**Exercise**. Copy out every line of the data that follows, exactly.

**Dataset rows for apps and sites**.
+ + + +
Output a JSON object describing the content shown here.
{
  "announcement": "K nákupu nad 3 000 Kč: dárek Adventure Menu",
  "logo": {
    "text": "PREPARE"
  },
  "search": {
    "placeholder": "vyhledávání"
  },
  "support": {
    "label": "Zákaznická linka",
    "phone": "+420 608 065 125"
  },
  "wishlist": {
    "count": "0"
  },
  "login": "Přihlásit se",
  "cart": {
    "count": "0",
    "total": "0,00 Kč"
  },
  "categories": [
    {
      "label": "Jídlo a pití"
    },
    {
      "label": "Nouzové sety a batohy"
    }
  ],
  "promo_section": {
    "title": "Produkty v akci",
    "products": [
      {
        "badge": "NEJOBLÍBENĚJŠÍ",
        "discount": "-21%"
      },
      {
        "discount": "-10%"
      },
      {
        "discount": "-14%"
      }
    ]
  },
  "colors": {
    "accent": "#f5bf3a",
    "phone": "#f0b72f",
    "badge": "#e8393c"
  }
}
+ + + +
**Written answer**.
Output a JSON object describing the content shown here.
{
  "announcement": "K nákupu nad 3 000 Kč: dárek Adventure Menu",
  "logo": {
    "text": "PREPARE"
  },
  "search": {
    "placeholder": "vyhledávání"
  },
  "support": {
    "label": "Zákaznická linka",
    "phone": "+420 608 065 125"
  },
  "wishlist": {
    "count": "0"
  },
  "login": "Přihlásit se",
  "cart": {
    "count": "0",
    "total": "0,00 Kč"
  },
  "categories": [
    {
      "label": "Jídlo a pití"
    },
    {
      "label": "Nouzové sety a batohy"
    }
  ],
  "promo_section": {
    "title": "Produkty v akci",
    "products": [
      {
        "badge": "NEJOBLÍBENĚJŠÍ",
        "discount": "-21%"
      },
      {
        "discount": "-10%"
      },
      {
        "discount": "-14%"
      }
    ]
  },
  "colors": {
    "accent": "#f5bf3a",
    "phone": "#f0b72f",
    "badge": "#e8393c"
  }
}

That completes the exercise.